1. Assess your skills
What skills do you have that are unique to you? What can you do well? Your previous professional experiences can help frame this thought process. What did you enjoy doing? What skills of yours did former supervisors or colleagues praise? Think about your hobbies, too. Do you possess certain talents or skills that can be valuable to a group of people? Of course, starting a business is not for everyone. If you have never been self-employed before, do you have the skills and discipline necessary to be successful? Check out 6 Traits You Need to Be Self-Employed.
2. Define your market
Without buyers, you don’t have a business. Who is your market? Who needs your product or service? What is your unique selling proposition—the thing about your product or service that sets it apart from others? Will you market to businesses, to consumers, or to both? Are other companies offering the same thing? How will your customers benefit from your product or service? What is your competitive advantage? Here’s more about developing your value proposition.
3. Calculate your start-up budget

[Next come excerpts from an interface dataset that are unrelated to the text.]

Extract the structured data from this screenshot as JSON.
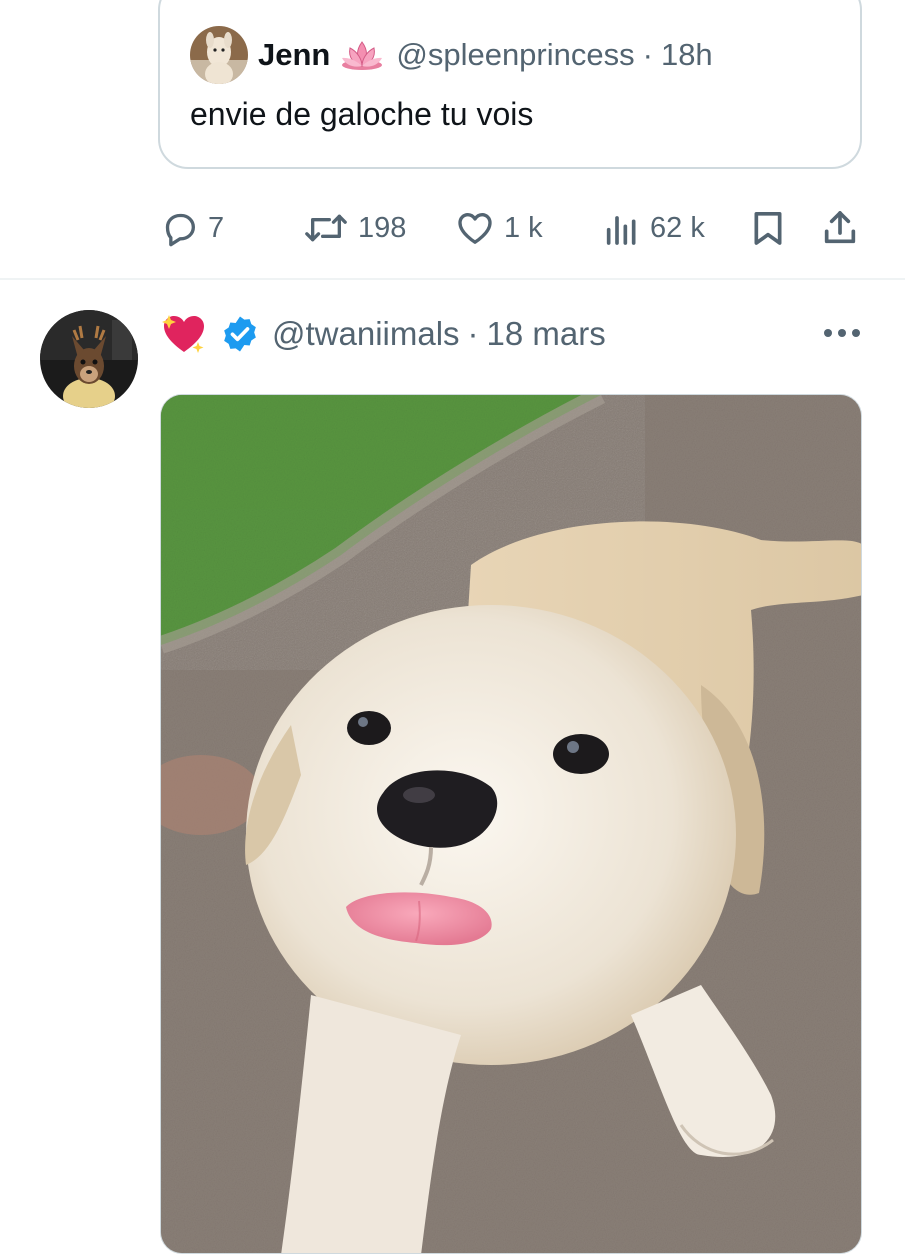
{
  "quoted_tweet": {
    "author_name": "Jenn",
    "author_handle": "@spleenprincess",
    "separator": "·",
    "time": "18h",
    "text": "envie de galoche tu vois",
    "name_emoji": "lotus-emoji"
  },
  "actions": {
    "replies": "7",
    "retweets": "198",
    "likes": "1 k",
    "views": "62 k"
  },
  "tweet": {
    "author_handle": "@twaniimals",
    "separator": "·",
    "date": "18 mars",
    "verified": true,
    "name_emoji": "sparkling-heart-emoji",
    "media": "photo of a white puppy sticking out its tongue on a path"
  },
  "colors": {
    "secondary_text": "#536471",
    "border": "#cfd9de",
    "verified_blue": "#1d9bf0",
    "heart_red": "#e0245e"
  }
}
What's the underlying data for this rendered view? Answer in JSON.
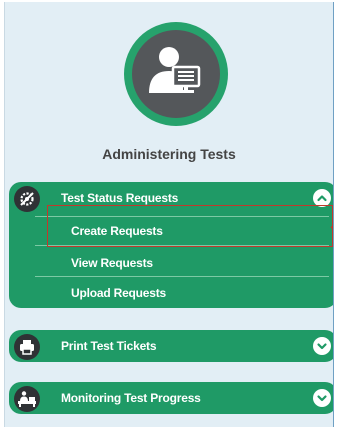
{
  "section": {
    "title": "Administering Tests",
    "avatar_icon": "user-with-monitor-icon"
  },
  "menus": [
    {
      "label": "Test Status Requests",
      "icon": "gear-slash-icon",
      "state": "expanded",
      "chevron": "chevron-up-icon",
      "items": [
        {
          "label": "Create Requests",
          "highlighted": true
        },
        {
          "label": "View Requests"
        },
        {
          "label": "Upload Requests"
        }
      ]
    },
    {
      "label": "Print Test Tickets",
      "icon": "printer-icon",
      "state": "collapsed",
      "chevron": "chevron-down-icon"
    },
    {
      "label": "Monitoring Test Progress",
      "icon": "monitoring-icon",
      "state": "collapsed",
      "chevron": "chevron-down-icon"
    }
  ],
  "colors": {
    "panel_bg": "#e2eef5",
    "menu_green": "#1f9a66",
    "avatar_ring": "#26a26c",
    "avatar_fill": "#54575a",
    "highlight_red": "#c0392b"
  }
}
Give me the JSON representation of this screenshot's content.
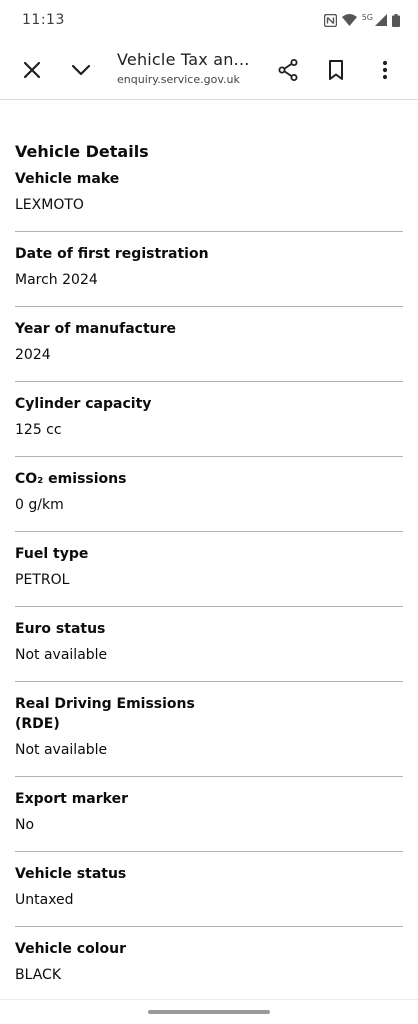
{
  "status_bar": {
    "time": "11:13",
    "network_label": "5G",
    "icons": [
      "nfc-icon",
      "wifi-icon",
      "signal-icon",
      "battery-icon"
    ]
  },
  "browser_toolbar": {
    "page_title": "Vehicle Tax and ...",
    "url": "enquiry.service.gov.uk",
    "icons": [
      "close-icon",
      "chevron-down-icon",
      "share-icon",
      "bookmark-icon",
      "more-vert-icon"
    ]
  },
  "vehicle_details": {
    "heading": "Vehicle Details",
    "rows": [
      {
        "label": "Vehicle make",
        "value": "LEXMOTO"
      },
      {
        "label": "Date of first registration",
        "value": "March 2024"
      },
      {
        "label": "Year of manufacture",
        "value": "2024"
      },
      {
        "label": "Cylinder capacity",
        "value": "125 cc"
      },
      {
        "label": "CO₂ emissions",
        "value": "0 g/km"
      },
      {
        "label": "Fuel type",
        "value": "PETROL"
      },
      {
        "label": "Euro status",
        "value": "Not available"
      },
      {
        "label": "Real Driving Emissions (RDE)",
        "value": "Not available"
      },
      {
        "label": "Export marker",
        "value": "No"
      },
      {
        "label": "Vehicle status",
        "value": "Untaxed"
      },
      {
        "label": "Vehicle colour",
        "value": "BLACK"
      }
    ]
  }
}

Before you even launch your website, receive a sales call, or (eventually) open your doors, you’ll have bills to pay. Understanding your expenses will help your launch be successful. Calculating startup costs helps you estimate profits, secure loans if needed, and can even help determine your pricing since you’ll have a better idea of how much cash you’ll need to bring in to cover your costs. Read How to Apply for a Small Business Loan.

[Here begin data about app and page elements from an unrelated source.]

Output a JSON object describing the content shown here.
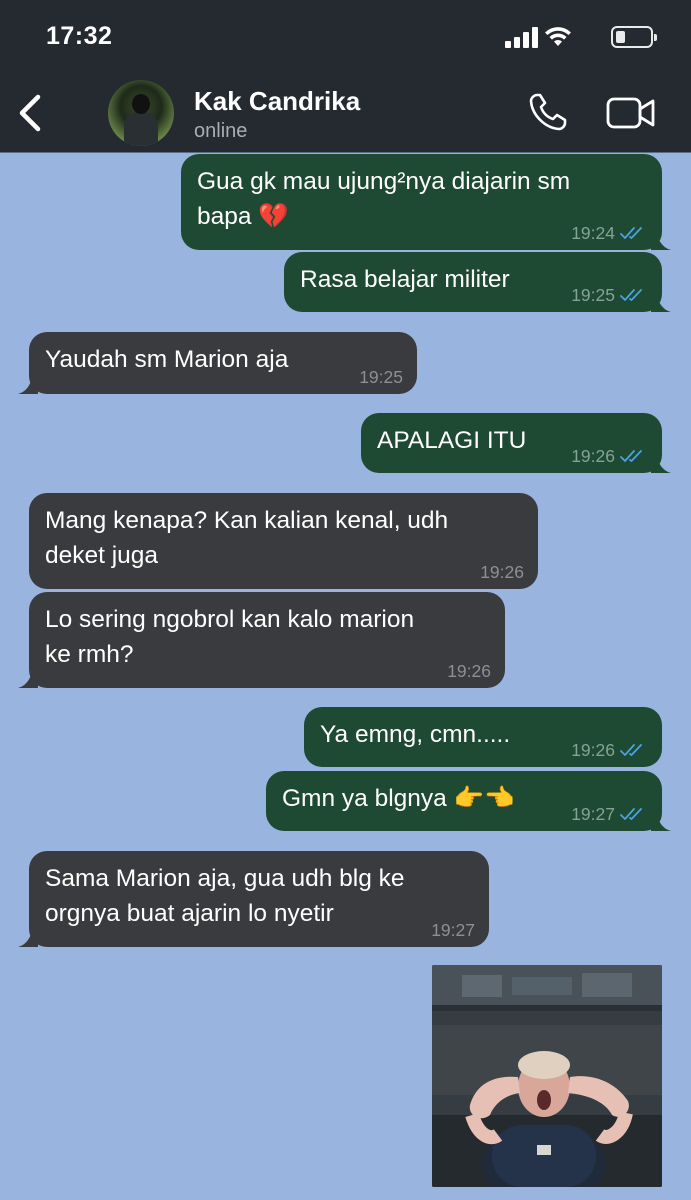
{
  "status_bar": {
    "time": "17:32",
    "battery_level": 0.3
  },
  "header": {
    "contact_name": "Kak Candrika",
    "contact_status": "online"
  },
  "colors": {
    "chat_background": "#98b4df",
    "outgoing_bubble": "#1e4a33",
    "incoming_bubble": "#3a3b3e",
    "read_ticks": "#4aa3e0"
  },
  "messages": [
    {
      "direction": "out",
      "text": "Gua gk mau ujung²nya diajarin sm\nbapa 💔",
      "time": "19:24",
      "read": true
    },
    {
      "direction": "out",
      "text": "Rasa belajar militer",
      "time": "19:25",
      "read": true
    },
    {
      "direction": "in",
      "text": "Yaudah sm Marion aja",
      "time": "19:25"
    },
    {
      "direction": "out",
      "text": "APALAGI ITU",
      "time": "19:26",
      "read": true
    },
    {
      "direction": "in",
      "text": "Mang kenapa? Kan kalian kenal, udh\ndeket juga",
      "time": "19:26"
    },
    {
      "direction": "in",
      "text": "Lo sering ngobrol kan kalo marion\nke rmh?",
      "time": "19:26"
    },
    {
      "direction": "out",
      "text": "Ya emng, cmn.....",
      "time": "19:26",
      "read": true
    },
    {
      "direction": "out",
      "text": "Gmn ya blgnya 👉👈",
      "time": "19:27",
      "read": true
    },
    {
      "direction": "in",
      "text": "Sama Marion aja, gua udh blg ke\norgnya buat ajarin lo nyetir",
      "time": "19:27"
    }
  ],
  "attachment": {
    "type": "photo",
    "description_icon": "reaction-photo"
  }
}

4. Handle the legal stuff
This part can definitely be overwhelming to tackle, but it is so very necessary to protect yourself and your personal assets. During this step, you should:

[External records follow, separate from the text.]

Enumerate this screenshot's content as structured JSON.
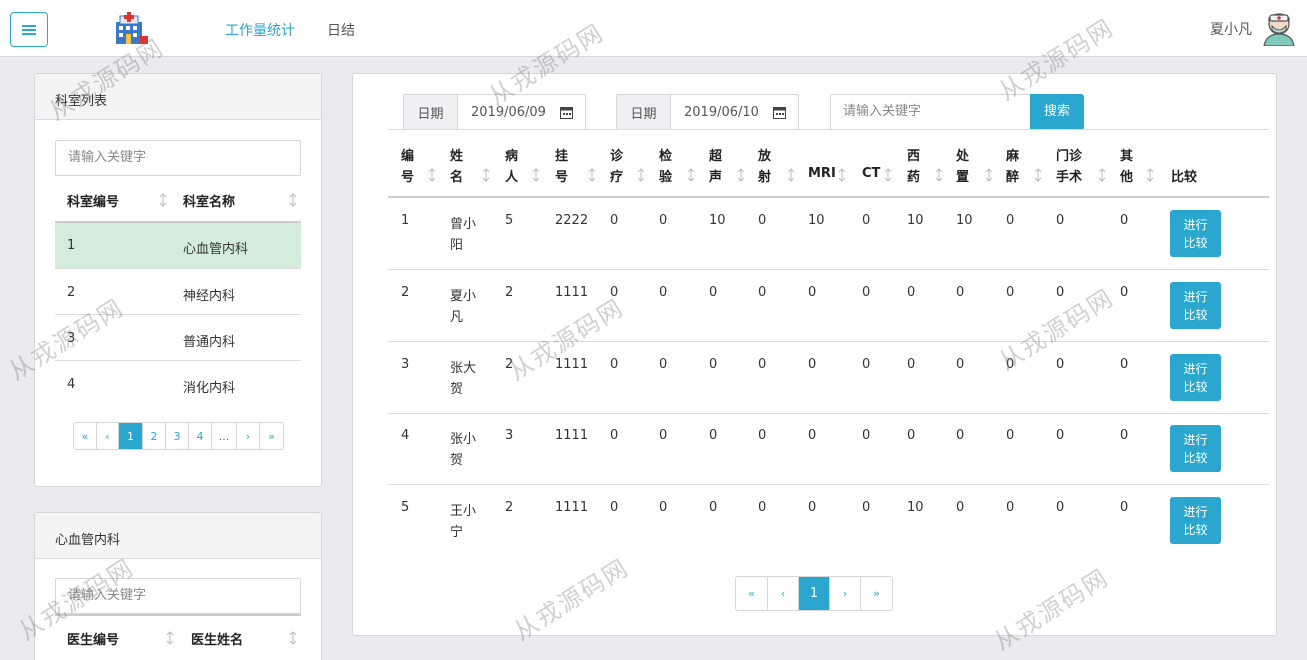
{
  "nav": {
    "links": [
      "工作量统计",
      "日结"
    ],
    "user_name": "夏小凡"
  },
  "dept_panel": {
    "title": "科室列表",
    "search_placeholder": "请输入关键字",
    "columns": [
      "科室编号",
      "科室名称"
    ],
    "rows": [
      {
        "id": "1",
        "name": "心血管内科",
        "selected": true
      },
      {
        "id": "2",
        "name": "神经内科",
        "selected": false
      },
      {
        "id": "3",
        "name": "普通内科",
        "selected": false
      },
      {
        "id": "4",
        "name": "消化内科",
        "selected": false
      }
    ],
    "pagination": [
      "«",
      "‹",
      "1",
      "2",
      "3",
      "4",
      "...",
      "›",
      "»"
    ],
    "pagination_active": "1"
  },
  "doctor_panel": {
    "title": "心血管内科",
    "search_placeholder": "请输入关键字",
    "columns": [
      "医生编号",
      "医生姓名"
    ]
  },
  "main": {
    "date_label_1": "日期",
    "date_value_1": "2019/06/09",
    "date_label_2": "日期",
    "date_value_2": "2019/06/10",
    "search_placeholder": "请输入关键字",
    "search_button": "搜索",
    "columns": [
      [
        "编",
        "号"
      ],
      [
        "姓",
        "名"
      ],
      [
        "病",
        "人"
      ],
      [
        "挂",
        "号"
      ],
      [
        "诊",
        "疗"
      ],
      [
        "检",
        "验"
      ],
      [
        "超",
        "声"
      ],
      [
        "放",
        "射"
      ],
      [
        "",
        "MRI"
      ],
      [
        "",
        "CT"
      ],
      [
        "西",
        "药"
      ],
      [
        "处",
        "置"
      ],
      [
        "麻",
        "醉"
      ],
      [
        "门诊",
        "手术"
      ],
      [
        "其",
        "他"
      ],
      [
        "",
        "比较"
      ]
    ],
    "rows": [
      {
        "no": "1",
        "name": [
          "曾小",
          "阳"
        ],
        "vals": [
          "5",
          "2222",
          "0",
          "0",
          "10",
          "0",
          "10",
          "0",
          "10",
          "10",
          "0",
          "0",
          "0"
        ]
      },
      {
        "no": "2",
        "name": [
          "夏小",
          "凡"
        ],
        "vals": [
          "2",
          "1111",
          "0",
          "0",
          "0",
          "0",
          "0",
          "0",
          "0",
          "0",
          "0",
          "0",
          "0"
        ]
      },
      {
        "no": "3",
        "name": [
          "张大",
          "贺"
        ],
        "vals": [
          "2",
          "1111",
          "0",
          "0",
          "0",
          "0",
          "0",
          "0",
          "0",
          "0",
          "0",
          "0",
          "0"
        ]
      },
      {
        "no": "4",
        "name": [
          "张小",
          "贺"
        ],
        "vals": [
          "3",
          "1111",
          "0",
          "0",
          "0",
          "0",
          "0",
          "0",
          "0",
          "0",
          "0",
          "0",
          "0"
        ]
      },
      {
        "no": "5",
        "name": [
          "王小",
          "宁"
        ],
        "vals": [
          "2",
          "1111",
          "0",
          "0",
          "0",
          "0",
          "0",
          "0",
          "10",
          "0",
          "0",
          "0",
          "0"
        ]
      }
    ],
    "compare_button": [
      "进行",
      "比较"
    ],
    "pagination": [
      "«",
      "‹",
      "1",
      "›",
      "»"
    ],
    "pagination_active": "1"
  },
  "watermark": "从戎源码网",
  "colors": {
    "accent": "#2aa6cf",
    "selected_row": "#d4edda"
  }
}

Get your Employer Identification Number (EIN), the federal tax number used to identify your business. You’ll need an EIN if you plan to form a partnership, LLC, or corporation (see more about that below).
Register your trade name if you don’t plan to operate your business under your own name.
Choose your company’s legal structure to protect your personal assets. Each business structure has its own advantages and disadvantages. Forming an LLC or corporation for your home-based business will protect your personal assets (such as your personal savings or property) from any liability your company may encounter. Read How to Choose a Legal Structure for Your Small Business.
Get your business license if your county or city requires one.
Choose a registered agent to receive important mail sent by the state (such as tax documents or notice of litigation). If you’ve incorporated or formed an LLC for your home-based business, your state probably requires that an agent for the business is always available during normal business hours and has a physical address. Many small businesses get a registered agent to handle these responsibilities. This is beneficial if you want to keep your personal address information confidential since a registered agent will give you an added level of privacy.
5. Determine your insurance needs
The kind of small business insurance you need depends on the type of business you own. Typically, the basic coverage for a small business includes general liability insurance, business property insurance, and workers’ compensation insurance. Without at least this level of coverage, you may be required to cover any losses against your company. Read What Kinds of Insurance Does a Small Business Need.
6. Open a business bank account
Even with a home-based business, it’s important to separate personal and business finances. If you mingle your finances, a court may target you personally because legally it looks like you and the corporation are the same entity. And, using a business account makes it much easier when you need to file your taxes since you’ll need to file your business income and expenses separately from your personal finances. Read How to Open a Small Business Bank Account.
7. Create a business plan
A business plan provides a roadmap for your small business. It may be tempting to skip this step if you’re planning to keep your company small, but it’s helpful to go through the process to make decisions now for the future of your company. The good news is that there’s no right or wrong way to write a business plan. Read How to Create a Small Business Plan Template.
Once you complete the tasks above, it’s time to launch your business!
Thanks for reading our educational resource! Any above reference to a specific company or product is meant for educational purposes only and is not specifically endorsed by Pie. If you’re a small business owner, see more small business resources or get a workers’ compensation rate in 3 minutes.